In our example the length of the shallow concentrated flow is 600 feet.  The travel time would be calculated as follows: So, the travel time for the shallow concentrated flow portion of the hydraulic path is 3.57 minutes.

Channel Flow - Lc

The last flow regime we need to consider is channel flow.  To calculate channel flow, we need to know:

• Length of channel flow in feet
• Height above the outlet of the most remote point in the channel
• Whether the channel is paved

You can use one of two methods to find the height of the most remove point above the outlet.  If the channel is accurately drawn onto a topo map, then you can count the number of contour lines crossed by the channel and calculate the elevation change accordingly.  (For example, if there is a contour interval of 40 and your channel spans three contour intervals, then the change in elevation is 120 feet.)  Alternatively, if you know the length of the channel and the slope, you can simply multiply the length by the slope (in feet/foot).  For example, a 500 foot long channel with a slope of 0.24 has a change in elevation of:

500 feet × 0.24 = 120 feet

Then we simply use this data with the Kirpitch Chart to determine the travel time.  There is no channel flow in our example for this lesson.  However, we will consider a channel flow with a height above outlet of 120 feet and a length of 500 feet to show you how to use the Kirpitch Chart. As you can see from the chart above, if our channel was unpaved, the travel time would be 1.7 minutes.  Since our hypothetical channel is paved, we have to multiply this time by 0.2.  So the time of travel in our paved channel is 0.34 minutes.

Total Time of Concentration

The time of concentration along our sample hydraulic path is simply the sum of the travel times for the overland flow, shallow concentrated flow, and channel flow.

Tc = Lo + Lsc + Lc

In our example, the time of concentration is calculated as follows:

Tc = 31.5 + 3.57 + 0

Tc = 35.07

So, the time of concentration for our watershed is 35.07 minutes.

Step 6: Intensity

Finding the intensity based on the calculated time of concentration requires us to use an I-D-F curve which specifies the rainfall intensity for a certain region.  Appendix 4D of your text includes I-D-F curves for many counties in Virginia.  If your county is not present, you can use the I-D-F curve of a neighboring county.

Each I-D-F chart includes several different curves, each of which corresponds to a different type of storm.  In this lesson, we will consider the 2 year storm curves, which model the rainfall in the largest storm which typically occurs in the region once every two years.  In a later lesson, I will ask you to use the 10 year storm curves.  The chart also contains a curve for the 5 year storm, the 25 year storm, the 50 year storm, and the 100 year storm.  When working with these curves, keep in mind that these are statistical models --- a 100 year storm is statistically likely to happen once every 100 years, but might happen twice in a decade or never during a century.

In our case, we will be using the 2-year storm data for Wise County.   On the correct chart, we find a duration of 35.07 minutes on the horizontal axis.  Then we draw a vertical line from this point until it reaches the correct I-D-F curve --- the one labelled as a 2-year storm curve.  From this point, we draw a line horizontally until it reaches the vertical axis.  This point is the rainfall intensity.

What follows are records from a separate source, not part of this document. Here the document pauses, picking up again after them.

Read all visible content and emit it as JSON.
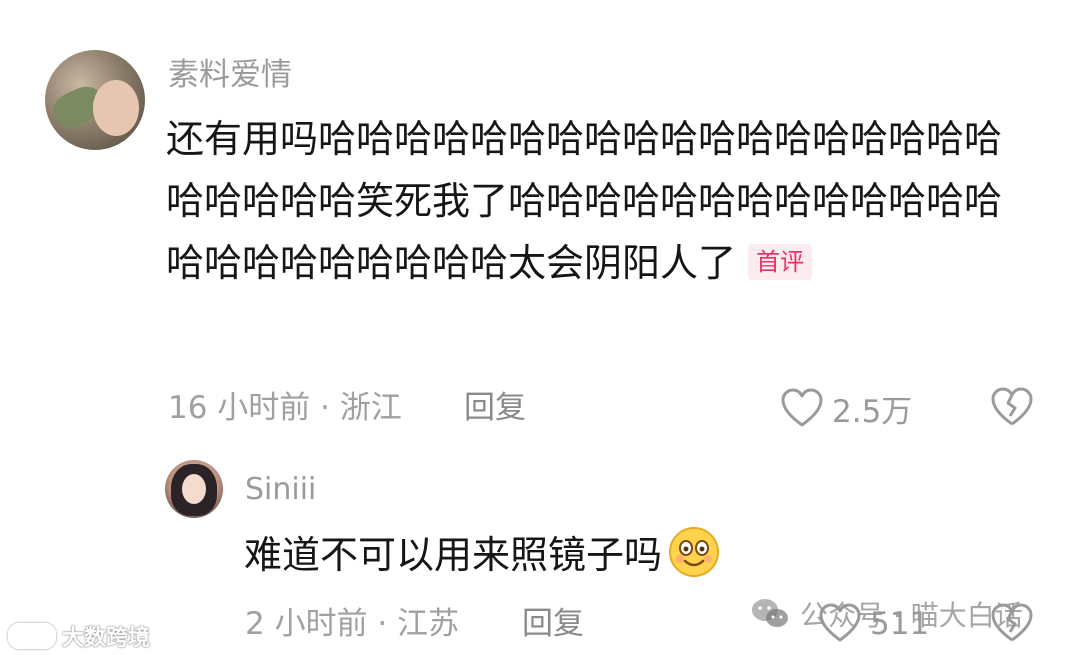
{
  "comments": [
    {
      "username": "素料爱情",
      "text": "还有用吗哈哈哈哈哈哈哈哈哈哈哈哈哈哈哈哈哈哈哈哈哈哈哈笑死我了哈哈哈哈哈哈哈哈哈哈哈哈哈哈哈哈哈哈哈哈哈哈太会阴阳人了",
      "badge": "首评",
      "meta": "16 小时前 · 浙江",
      "reply_label": "回复",
      "likes": "2.5万",
      "badge_color": "#e8336a"
    },
    {
      "username": "Siniii",
      "text": "难道不可以用来照镜子吗",
      "emoji": "smiling-face-emoji",
      "meta": "2 小时前 · 江苏",
      "reply_label": "回复",
      "likes": "511"
    }
  ],
  "watermarks": {
    "left": "大数跨境",
    "right": "公众号 · 喵大白话"
  },
  "colors": {
    "text": "#161616",
    "meta": "#a0a0a0",
    "username": "#9b9b9b"
  }
}
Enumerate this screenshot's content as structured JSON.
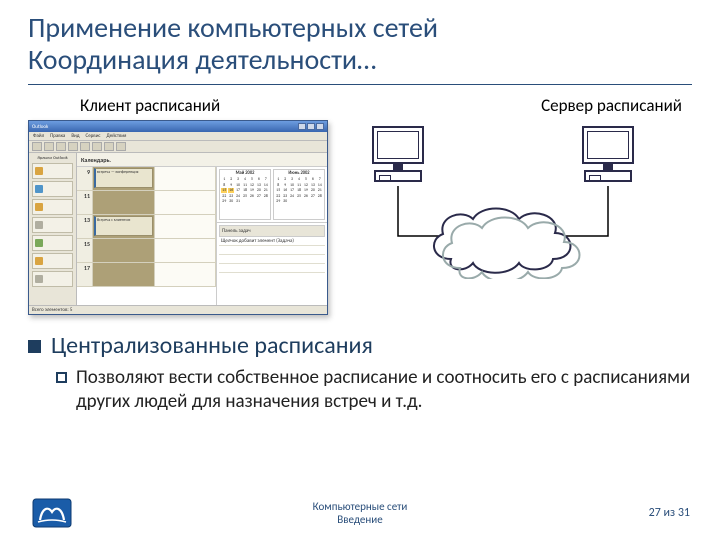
{
  "title_line1": "Применение компьютерных сетей",
  "title_line2": "Координация деятельности…",
  "labels": {
    "client": "Клиент расписаний",
    "server": "Сервер расписаний"
  },
  "app_mock": {
    "title": "Outlook",
    "menus": [
      "Файл",
      "Правка",
      "Вид",
      "Сервис",
      "Действия"
    ],
    "side_header": "Ярлыки Outlook",
    "main_header": "Календарь.",
    "times": [
      "9",
      "11",
      "13",
      "15",
      "17"
    ],
    "appt1": "встреча — конференция",
    "appt2": "Встреча с клиентом",
    "cal1_title": "Май 2002",
    "cal2_title": "Июнь 2002",
    "tasks_head": "Панель задач",
    "tasks_hint": "Щелчок добавит элемент (Задача)",
    "status": "Всего элементов: 5"
  },
  "bullets": {
    "l1": "Централизованные расписания",
    "l2": "Позволяют вести собственное расписание и соотносить его с расписаниями других людей для назначения встреч и т.д."
  },
  "footer": {
    "center_l1": "Компьютерные сети",
    "center_l2": "Введение",
    "page": "27 из 31"
  }
}
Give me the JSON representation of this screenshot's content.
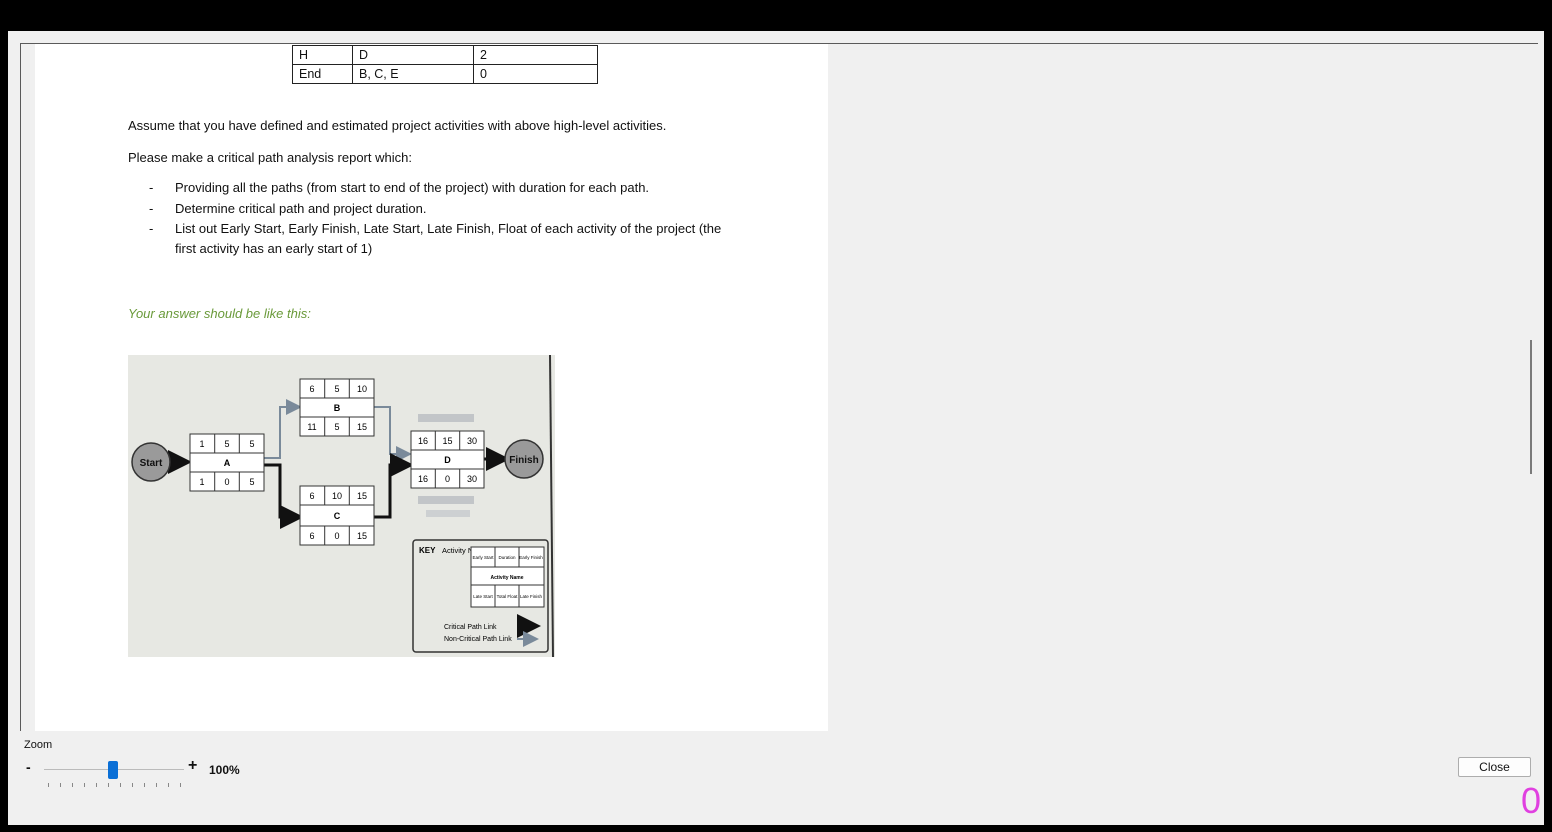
{
  "table_rows": [
    {
      "activity": "H",
      "predecessors": "D",
      "duration": "2"
    },
    {
      "activity": "End",
      "predecessors": "B, C, E",
      "duration": "0"
    }
  ],
  "paragraphs": {
    "p1": "Assume that you have defined and estimated project activities with above high-level activities.",
    "p2": "Please make a critical path analysis report which:"
  },
  "bullets": [
    "Providing all the paths (from start to end of the project) with duration for each path.",
    "Determine critical path and project duration.",
    "List out Early Start, Early Finish, Late Start, Late Finish, Float of each activity of the project (the first activity has an early start of 1)"
  ],
  "bullet_mark": "-",
  "answer_note": "Your answer should be like this:",
  "diagram": {
    "start": "Start",
    "finish": "Finish",
    "nodes": {
      "A": {
        "name": "A",
        "es": "1",
        "dur": "5",
        "ef": "5",
        "ls": "1",
        "fl": "0",
        "lf": "5"
      },
      "B": {
        "name": "B",
        "es": "6",
        "dur": "5",
        "ef": "10",
        "ls": "11",
        "fl": "5",
        "lf": "15"
      },
      "C": {
        "name": "C",
        "es": "6",
        "dur": "10",
        "ef": "15",
        "ls": "6",
        "fl": "0",
        "lf": "15"
      },
      "D": {
        "name": "D",
        "es": "16",
        "dur": "15",
        "ef": "30",
        "ls": "16",
        "fl": "0",
        "lf": "30"
      }
    },
    "key": {
      "title": "KEY",
      "node_label": "Activity Node",
      "early_start": "Early Start",
      "duration": "Duration",
      "early_finish": "Early Finish",
      "activity_name": "Activity Name",
      "late_start": "Late Start",
      "total_float": "Total Float",
      "late_finish": "Late Finish",
      "critical": "Critical Path Link",
      "noncritical": "Non-Critical Path Link"
    }
  },
  "zoom": {
    "label": "Zoom",
    "minus": "-",
    "plus": "+",
    "value": "100%",
    "level_fraction": 0.5
  },
  "close_label": "Close",
  "corner_glyph": "0",
  "colors": {
    "note_green": "#6a9a3a",
    "slider_blue": "#0a6fd6",
    "corner_magenta": "#e040e0"
  }
}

Using the time of concentration of 35.07 minutes and the 2-year storm model for Wise County, we have an intensity of 1.78 inches per hour.

Step 7: Estimating Peak Runoff

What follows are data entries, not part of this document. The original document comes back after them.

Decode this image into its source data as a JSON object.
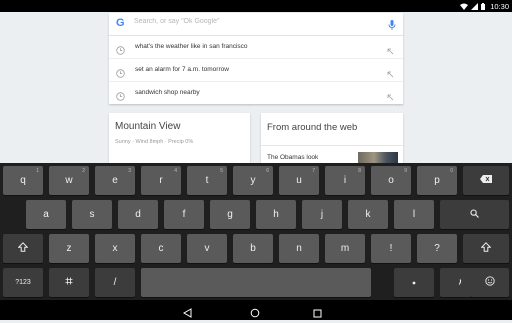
{
  "status_bar": {
    "time": "10:30"
  },
  "search": {
    "logo": "G",
    "placeholder": "Search, or say \"Ok Google\"",
    "suggestions": [
      "what's the weather like in san francisco",
      "set an alarm for 7 a.m. tomorrow",
      "sandwich shop nearby"
    ]
  },
  "weather_card": {
    "city": "Mountain View",
    "details": "Sunny · Wind 8mph · Precip 0%"
  },
  "web_card": {
    "title": "From around the web",
    "story": "The Obamas look"
  },
  "keyboard": {
    "row1": [
      "q",
      "w",
      "e",
      "r",
      "t",
      "y",
      "u",
      "i",
      "o",
      "p"
    ],
    "row1_hints": [
      "1",
      "2",
      "3",
      "4",
      "5",
      "6",
      "7",
      "8",
      "9",
      "0"
    ],
    "row2": [
      "a",
      "s",
      "d",
      "f",
      "g",
      "h",
      "j",
      "k",
      "l"
    ],
    "row3": [
      "z",
      "x",
      "c",
      "v",
      "b",
      "n",
      "m",
      "!",
      "?"
    ],
    "row4": {
      "symbols": "?123",
      "slash": "/"
    },
    "icons": [
      "backspace-icon",
      "search-icon",
      "shift-icon",
      "settings-icon",
      "emoji-icon"
    ]
  },
  "nav_bar": {
    "icons": [
      "back-icon",
      "home-icon",
      "recents-icon"
    ]
  }
}
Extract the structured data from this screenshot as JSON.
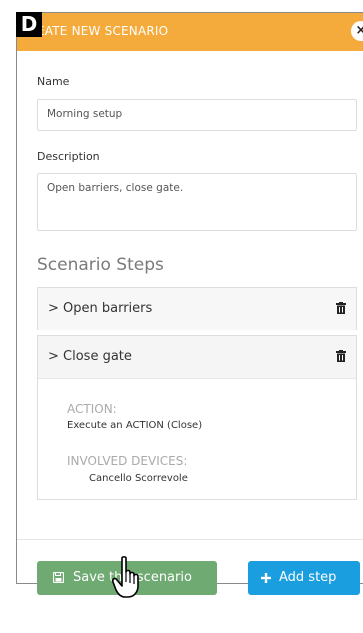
{
  "badge": "D",
  "modal": {
    "title": "EATE NEW SCENARIO",
    "close": "×"
  },
  "form": {
    "name_label": "Name",
    "name_value": "Morning setup",
    "description_label": "Description",
    "description_value": "Open barriers, close gate."
  },
  "steps_section": {
    "title": "Scenario Steps",
    "steps": [
      {
        "label": "> Open barriers",
        "expanded": false
      },
      {
        "label": "> Close gate",
        "expanded": true,
        "action_title": "ACTION:",
        "action_value": "Execute an ACTION (Close)",
        "devices_title": "INVOLVED DEVICES:",
        "devices_value": "Cancello Scorrevole"
      }
    ]
  },
  "footer": {
    "save_label": "Save this scenario",
    "add_label": "Add step"
  },
  "colors": {
    "header": "#f5ab3c",
    "save_button": "#6faa72",
    "add_button": "#1a9ee0"
  }
}
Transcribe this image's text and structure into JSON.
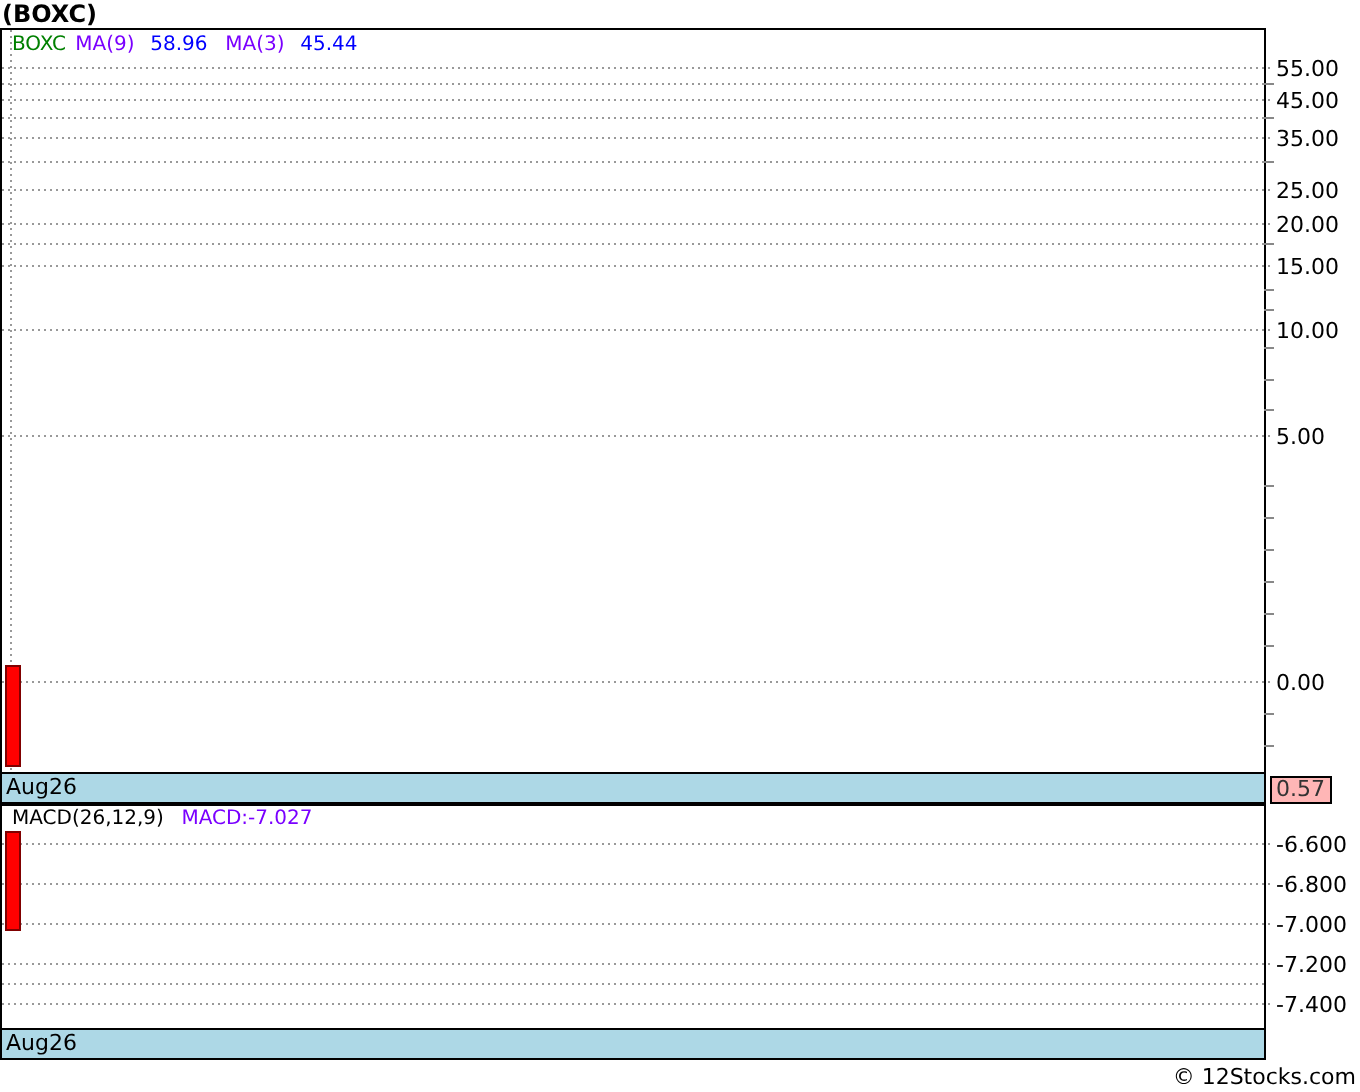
{
  "title": "(BOXC)",
  "price_panel": {
    "legend": [
      {
        "text": "BOXC",
        "kind": "symbol"
      },
      {
        "text": "MA(9)",
        "kind": "indicator"
      },
      {
        "text": "58.96",
        "kind": "value"
      },
      {
        "text": "MA(3)",
        "kind": "indicator"
      },
      {
        "text": "45.44",
        "kind": "value"
      }
    ],
    "axis_labels": [
      "55.00",
      "45.00",
      "35.00",
      "25.00",
      "20.00",
      "15.00",
      "10.00",
      "5.00",
      "0.00"
    ],
    "date_label": "Aug26",
    "last_price": "0.57"
  },
  "macd_panel": {
    "legend": [
      {
        "text": "MACD(26,12,9)",
        "kind": "name"
      },
      {
        "text": "MACD:-7.027",
        "kind": "indicator"
      }
    ],
    "axis_labels": [
      "-6.600",
      "-6.800",
      "-7.000",
      "-7.200",
      "-7.400"
    ],
    "date_label": "Aug26"
  },
  "footer": "© 12Stocks.com"
}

Now we have all of the information we need to estimate peak runoff in our watershed using the Rational Method.

The rational formula is:

Q  =  C i A

Where:

 Q = Peak rate of runoff in cubic feet per second C = Runoff coefficient, an empirical coefficient representing a relationship between rainfall and runoff i = Average intensity of rainfall for the time of concentration (Tc) for a selected design storm A = Drainage area in acres

Since our watershed is a relatively steep pasture with heavy soil, the C value is 0.40.  The drainage area was calculated as 14.4 acres, and the intensity has just been shown to be 1.78 inches per hour.  So the peak runoff is:

Q = (0.40) (1.78) (14.4)

Q = 10.25

The peak runoff during a 2-year storm in our watershed would be 10.25 cubic feet per second.

Part 4: One More Example